═══ TASK MATERIAL ═══

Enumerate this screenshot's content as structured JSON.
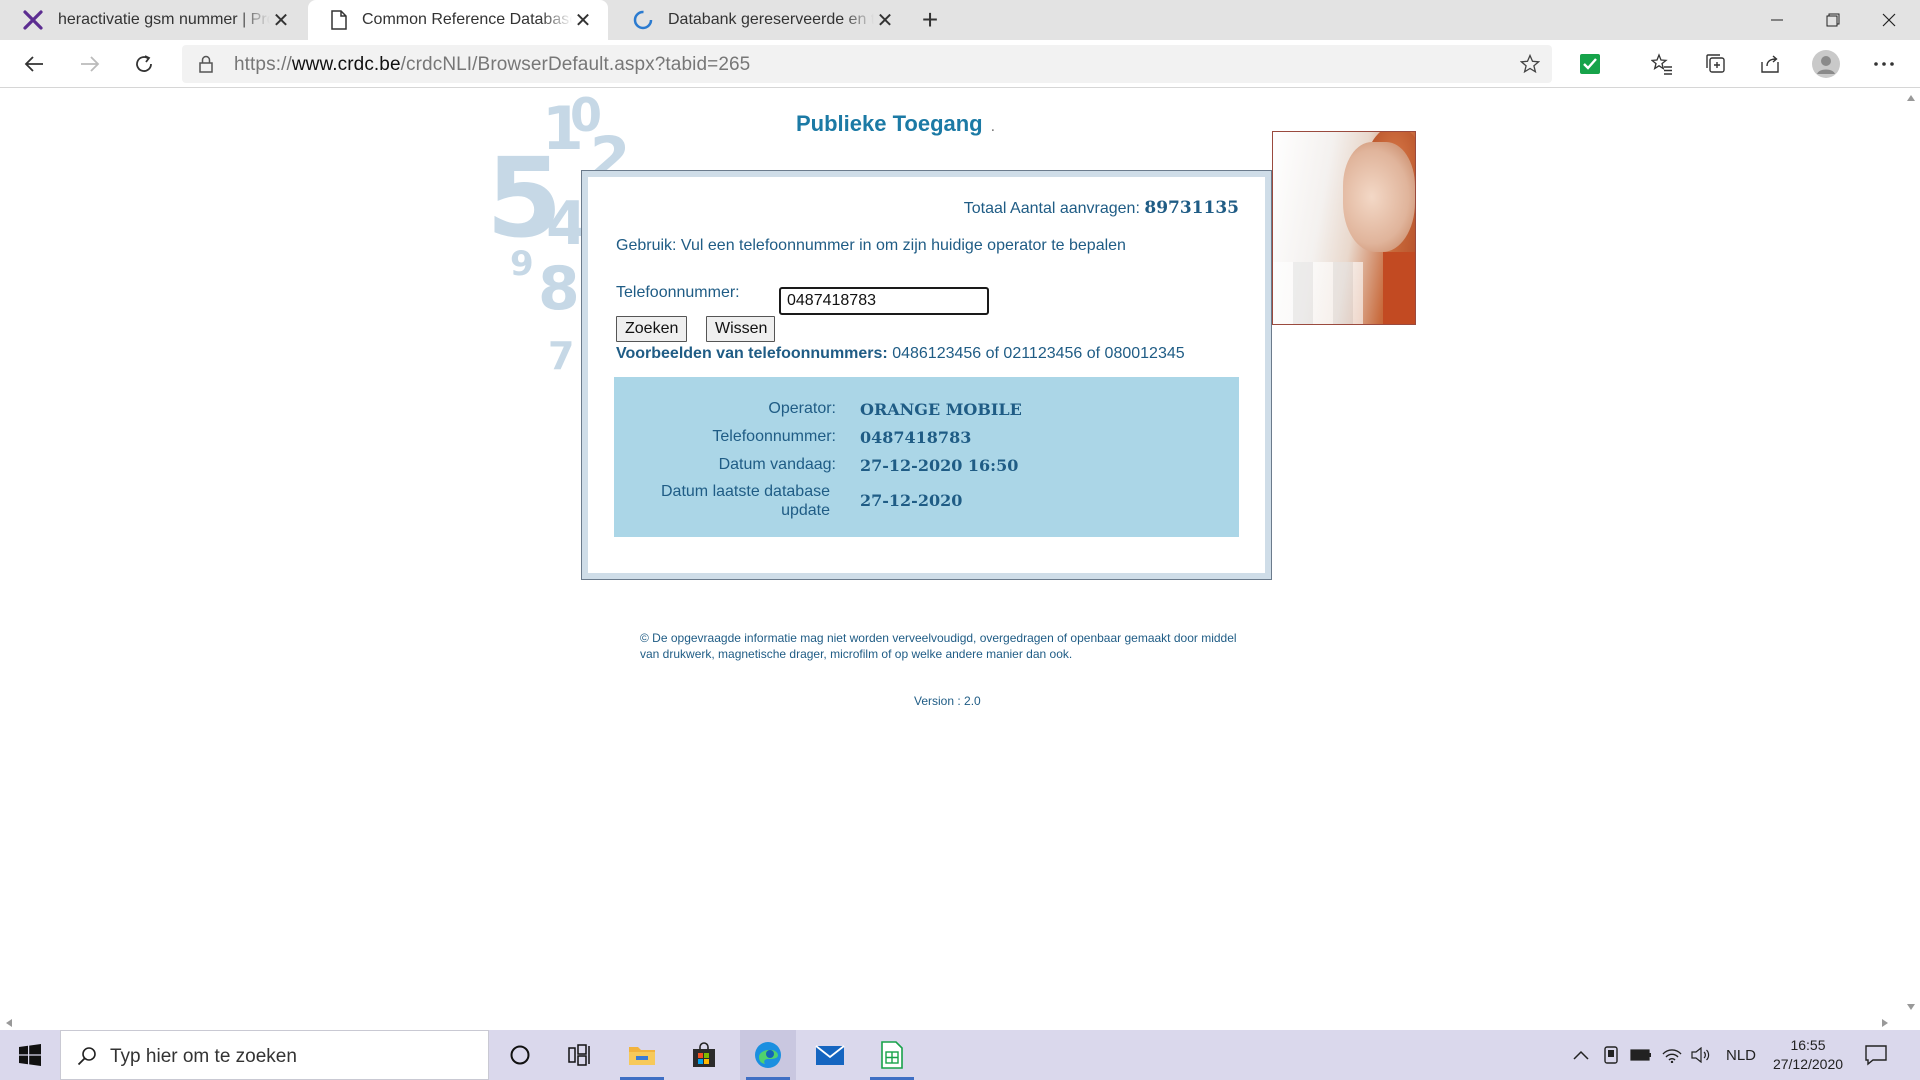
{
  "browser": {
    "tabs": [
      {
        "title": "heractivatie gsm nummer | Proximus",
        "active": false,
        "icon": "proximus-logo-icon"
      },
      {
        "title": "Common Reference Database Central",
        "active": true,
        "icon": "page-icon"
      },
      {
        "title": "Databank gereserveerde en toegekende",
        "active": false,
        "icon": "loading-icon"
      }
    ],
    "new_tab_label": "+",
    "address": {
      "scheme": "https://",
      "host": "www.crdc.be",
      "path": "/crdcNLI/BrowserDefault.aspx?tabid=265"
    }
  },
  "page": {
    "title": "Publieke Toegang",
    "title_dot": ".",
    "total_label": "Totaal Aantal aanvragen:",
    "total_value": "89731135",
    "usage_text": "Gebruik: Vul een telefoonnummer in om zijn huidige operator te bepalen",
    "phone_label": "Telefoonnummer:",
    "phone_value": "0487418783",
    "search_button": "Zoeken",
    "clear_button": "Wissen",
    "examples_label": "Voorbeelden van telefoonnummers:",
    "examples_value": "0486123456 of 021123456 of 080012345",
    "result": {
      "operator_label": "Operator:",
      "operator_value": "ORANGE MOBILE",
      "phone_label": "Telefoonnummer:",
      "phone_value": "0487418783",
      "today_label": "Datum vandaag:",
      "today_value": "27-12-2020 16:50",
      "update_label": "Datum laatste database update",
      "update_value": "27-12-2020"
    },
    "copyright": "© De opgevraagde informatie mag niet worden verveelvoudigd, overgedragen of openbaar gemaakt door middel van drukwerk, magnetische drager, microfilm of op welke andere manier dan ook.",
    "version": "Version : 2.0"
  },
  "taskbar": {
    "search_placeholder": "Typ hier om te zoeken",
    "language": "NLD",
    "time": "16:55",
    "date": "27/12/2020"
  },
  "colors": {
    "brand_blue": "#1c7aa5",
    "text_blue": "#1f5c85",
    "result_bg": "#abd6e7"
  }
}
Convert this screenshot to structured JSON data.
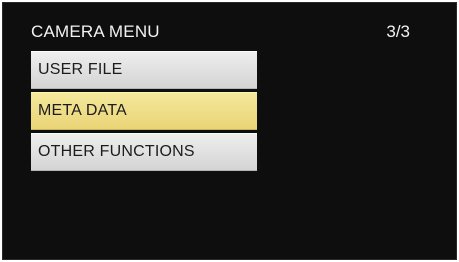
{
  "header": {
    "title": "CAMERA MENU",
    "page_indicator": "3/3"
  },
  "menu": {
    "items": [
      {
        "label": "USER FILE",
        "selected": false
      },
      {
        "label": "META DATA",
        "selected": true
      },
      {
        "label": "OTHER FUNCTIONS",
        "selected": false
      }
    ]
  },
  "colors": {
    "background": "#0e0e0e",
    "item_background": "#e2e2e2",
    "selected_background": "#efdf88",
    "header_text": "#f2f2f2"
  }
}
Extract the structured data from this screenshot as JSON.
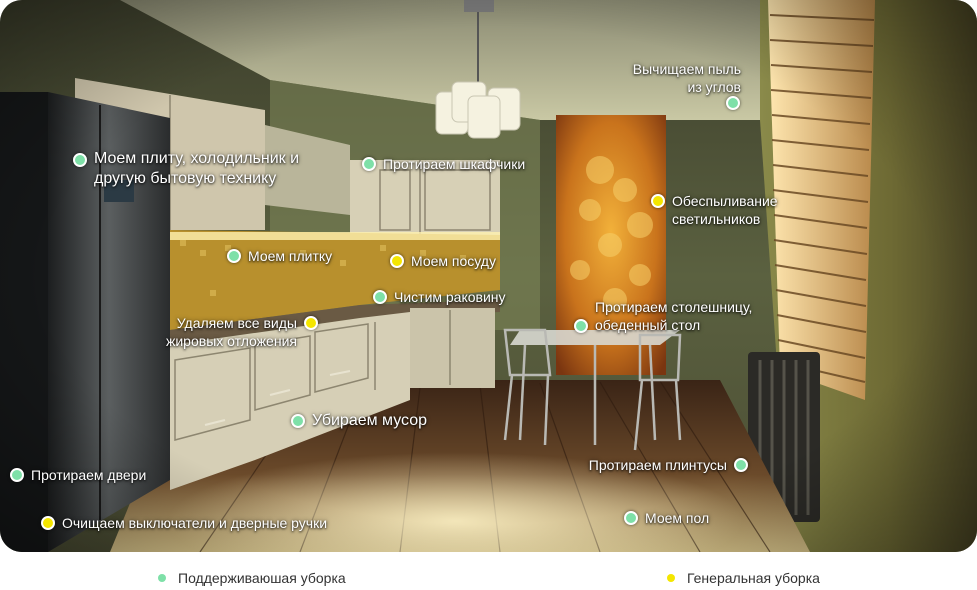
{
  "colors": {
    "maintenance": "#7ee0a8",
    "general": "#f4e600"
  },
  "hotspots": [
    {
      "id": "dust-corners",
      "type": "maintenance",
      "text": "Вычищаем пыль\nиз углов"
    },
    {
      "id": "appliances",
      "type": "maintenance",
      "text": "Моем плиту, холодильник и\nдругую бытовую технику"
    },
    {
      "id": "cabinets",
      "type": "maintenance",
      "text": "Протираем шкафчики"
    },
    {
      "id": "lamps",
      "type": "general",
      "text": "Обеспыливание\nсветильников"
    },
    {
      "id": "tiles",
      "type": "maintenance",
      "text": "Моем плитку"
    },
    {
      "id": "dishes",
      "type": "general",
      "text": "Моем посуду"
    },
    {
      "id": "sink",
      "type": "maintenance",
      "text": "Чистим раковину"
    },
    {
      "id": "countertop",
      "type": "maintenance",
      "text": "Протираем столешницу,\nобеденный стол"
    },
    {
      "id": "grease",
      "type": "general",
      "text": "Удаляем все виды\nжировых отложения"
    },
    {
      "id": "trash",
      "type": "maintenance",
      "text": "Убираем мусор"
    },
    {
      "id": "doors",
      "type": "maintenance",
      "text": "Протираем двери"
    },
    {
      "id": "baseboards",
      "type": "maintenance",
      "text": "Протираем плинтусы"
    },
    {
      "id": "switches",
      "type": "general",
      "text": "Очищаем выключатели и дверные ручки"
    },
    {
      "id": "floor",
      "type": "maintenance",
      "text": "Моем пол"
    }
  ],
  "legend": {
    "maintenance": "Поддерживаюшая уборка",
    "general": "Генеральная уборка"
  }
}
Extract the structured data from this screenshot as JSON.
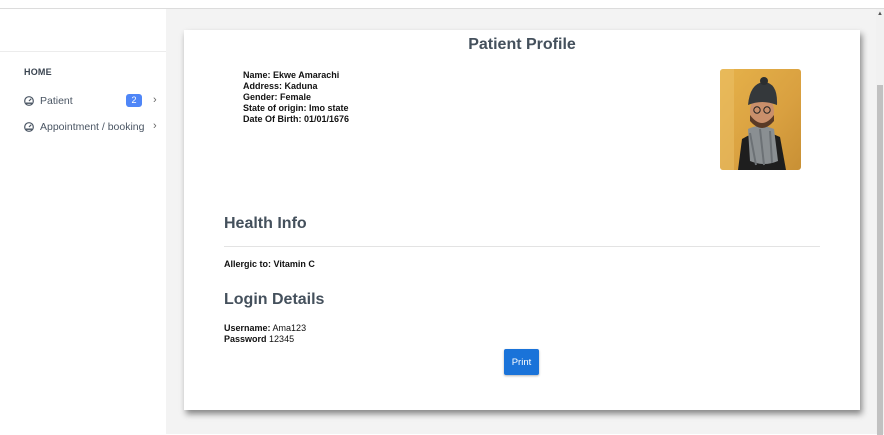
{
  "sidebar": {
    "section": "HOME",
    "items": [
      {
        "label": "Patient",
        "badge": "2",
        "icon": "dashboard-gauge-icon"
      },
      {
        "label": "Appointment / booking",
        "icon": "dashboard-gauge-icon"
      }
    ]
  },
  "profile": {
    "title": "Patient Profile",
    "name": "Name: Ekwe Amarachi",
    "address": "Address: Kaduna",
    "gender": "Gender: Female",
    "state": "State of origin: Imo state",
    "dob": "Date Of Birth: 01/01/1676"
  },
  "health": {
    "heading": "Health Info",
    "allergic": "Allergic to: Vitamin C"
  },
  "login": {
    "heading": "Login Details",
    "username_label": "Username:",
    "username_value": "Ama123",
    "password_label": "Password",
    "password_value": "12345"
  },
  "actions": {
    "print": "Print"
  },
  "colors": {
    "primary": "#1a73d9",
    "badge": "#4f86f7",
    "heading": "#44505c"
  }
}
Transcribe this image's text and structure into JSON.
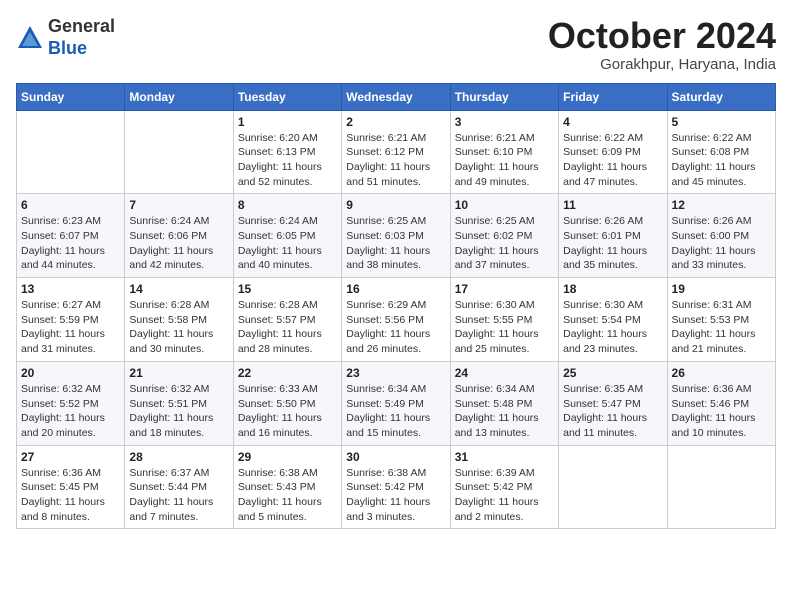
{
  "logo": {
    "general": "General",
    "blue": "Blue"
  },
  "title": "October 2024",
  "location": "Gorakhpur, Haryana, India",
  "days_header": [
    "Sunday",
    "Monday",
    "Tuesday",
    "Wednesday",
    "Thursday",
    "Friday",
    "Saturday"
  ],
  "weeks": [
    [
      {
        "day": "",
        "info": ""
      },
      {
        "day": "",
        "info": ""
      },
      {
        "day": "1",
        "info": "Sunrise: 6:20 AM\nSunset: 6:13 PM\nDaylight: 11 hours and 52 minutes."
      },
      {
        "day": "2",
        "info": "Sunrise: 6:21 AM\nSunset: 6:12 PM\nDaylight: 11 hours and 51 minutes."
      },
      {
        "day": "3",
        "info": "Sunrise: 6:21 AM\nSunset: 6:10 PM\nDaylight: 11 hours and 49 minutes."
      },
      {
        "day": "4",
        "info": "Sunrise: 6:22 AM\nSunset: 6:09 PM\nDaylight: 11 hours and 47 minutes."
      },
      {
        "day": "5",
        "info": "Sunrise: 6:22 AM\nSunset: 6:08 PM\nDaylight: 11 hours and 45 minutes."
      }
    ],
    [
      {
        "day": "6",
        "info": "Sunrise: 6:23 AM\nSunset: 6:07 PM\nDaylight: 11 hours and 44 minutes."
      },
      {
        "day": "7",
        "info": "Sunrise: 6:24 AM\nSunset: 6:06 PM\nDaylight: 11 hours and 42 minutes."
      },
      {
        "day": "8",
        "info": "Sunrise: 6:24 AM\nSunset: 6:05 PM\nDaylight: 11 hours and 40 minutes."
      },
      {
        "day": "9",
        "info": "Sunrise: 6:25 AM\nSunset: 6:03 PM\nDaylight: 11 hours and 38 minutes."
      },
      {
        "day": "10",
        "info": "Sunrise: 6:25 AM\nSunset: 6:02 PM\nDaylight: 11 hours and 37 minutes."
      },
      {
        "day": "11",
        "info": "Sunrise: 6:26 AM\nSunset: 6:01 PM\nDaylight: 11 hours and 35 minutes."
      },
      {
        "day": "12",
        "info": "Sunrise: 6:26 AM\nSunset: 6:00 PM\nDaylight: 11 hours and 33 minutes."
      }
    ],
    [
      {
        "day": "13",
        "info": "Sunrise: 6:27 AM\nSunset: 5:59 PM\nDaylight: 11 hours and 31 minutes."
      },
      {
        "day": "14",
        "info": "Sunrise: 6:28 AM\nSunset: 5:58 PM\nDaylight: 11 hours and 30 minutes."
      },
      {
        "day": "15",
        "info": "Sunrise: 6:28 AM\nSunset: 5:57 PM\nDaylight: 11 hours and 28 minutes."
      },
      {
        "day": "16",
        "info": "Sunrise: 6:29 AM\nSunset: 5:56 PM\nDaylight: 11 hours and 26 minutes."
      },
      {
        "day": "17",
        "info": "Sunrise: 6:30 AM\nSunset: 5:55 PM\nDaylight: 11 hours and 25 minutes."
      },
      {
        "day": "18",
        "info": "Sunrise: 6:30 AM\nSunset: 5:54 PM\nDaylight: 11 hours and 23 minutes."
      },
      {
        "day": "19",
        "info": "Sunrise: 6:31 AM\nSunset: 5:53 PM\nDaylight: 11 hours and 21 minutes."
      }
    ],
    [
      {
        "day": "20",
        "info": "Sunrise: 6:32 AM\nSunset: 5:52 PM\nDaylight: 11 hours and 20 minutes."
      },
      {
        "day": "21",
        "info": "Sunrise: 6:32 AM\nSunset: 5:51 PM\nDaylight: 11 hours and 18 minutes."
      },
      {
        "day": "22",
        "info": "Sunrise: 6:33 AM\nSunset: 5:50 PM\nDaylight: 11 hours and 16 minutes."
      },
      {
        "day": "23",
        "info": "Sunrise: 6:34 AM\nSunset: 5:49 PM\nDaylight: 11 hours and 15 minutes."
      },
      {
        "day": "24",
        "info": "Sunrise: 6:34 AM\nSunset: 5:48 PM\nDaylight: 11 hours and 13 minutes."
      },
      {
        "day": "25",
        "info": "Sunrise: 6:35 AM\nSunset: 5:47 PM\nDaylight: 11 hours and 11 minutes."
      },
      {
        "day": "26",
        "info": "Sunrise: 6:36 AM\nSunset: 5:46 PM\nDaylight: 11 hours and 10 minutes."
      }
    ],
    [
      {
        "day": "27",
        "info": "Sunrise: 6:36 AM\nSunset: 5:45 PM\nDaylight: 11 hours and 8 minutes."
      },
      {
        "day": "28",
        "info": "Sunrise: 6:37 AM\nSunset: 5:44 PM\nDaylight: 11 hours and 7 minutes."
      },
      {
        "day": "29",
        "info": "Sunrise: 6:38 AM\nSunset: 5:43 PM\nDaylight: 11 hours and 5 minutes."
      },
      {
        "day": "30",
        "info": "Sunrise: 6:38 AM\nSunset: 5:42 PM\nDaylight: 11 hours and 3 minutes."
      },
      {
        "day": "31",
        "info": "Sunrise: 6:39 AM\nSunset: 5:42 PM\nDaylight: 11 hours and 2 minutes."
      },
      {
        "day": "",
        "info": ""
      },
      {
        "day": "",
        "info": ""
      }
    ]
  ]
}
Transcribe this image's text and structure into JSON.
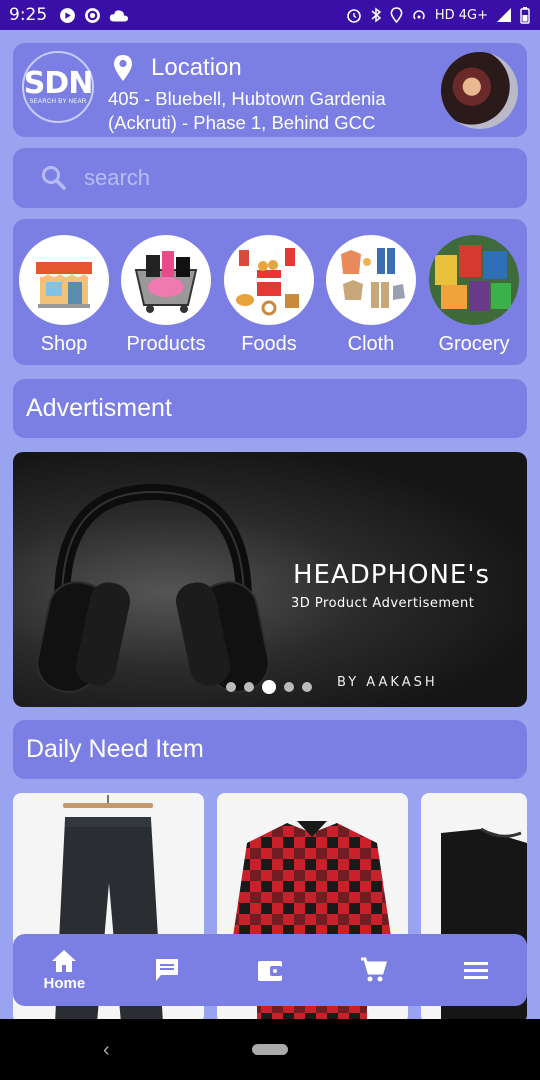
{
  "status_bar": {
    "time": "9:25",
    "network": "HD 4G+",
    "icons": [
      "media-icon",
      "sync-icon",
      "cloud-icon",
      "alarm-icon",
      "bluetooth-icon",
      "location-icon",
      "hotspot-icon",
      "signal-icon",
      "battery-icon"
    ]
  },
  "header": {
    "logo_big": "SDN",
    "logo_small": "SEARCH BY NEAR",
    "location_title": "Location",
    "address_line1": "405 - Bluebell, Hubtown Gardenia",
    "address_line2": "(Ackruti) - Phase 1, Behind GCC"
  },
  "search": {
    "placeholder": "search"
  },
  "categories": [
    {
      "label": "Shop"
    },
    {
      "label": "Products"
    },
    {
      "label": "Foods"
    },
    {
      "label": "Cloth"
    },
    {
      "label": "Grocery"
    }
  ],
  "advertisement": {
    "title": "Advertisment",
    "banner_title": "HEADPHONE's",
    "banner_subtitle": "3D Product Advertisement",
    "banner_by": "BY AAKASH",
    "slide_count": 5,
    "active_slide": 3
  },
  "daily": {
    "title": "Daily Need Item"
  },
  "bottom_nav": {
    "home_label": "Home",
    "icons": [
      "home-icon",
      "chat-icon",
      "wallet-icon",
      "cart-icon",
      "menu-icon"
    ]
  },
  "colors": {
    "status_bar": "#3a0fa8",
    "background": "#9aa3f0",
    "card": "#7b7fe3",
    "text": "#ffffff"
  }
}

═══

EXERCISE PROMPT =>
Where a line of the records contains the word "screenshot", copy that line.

FINISHED TASK =>
Enumerate this screenshot's content as structured JSON.
Convert this screenshot to structured JSON data.
Extract the structured data from this screenshot as JSON.
Extract the structured data from this screenshot as JSON.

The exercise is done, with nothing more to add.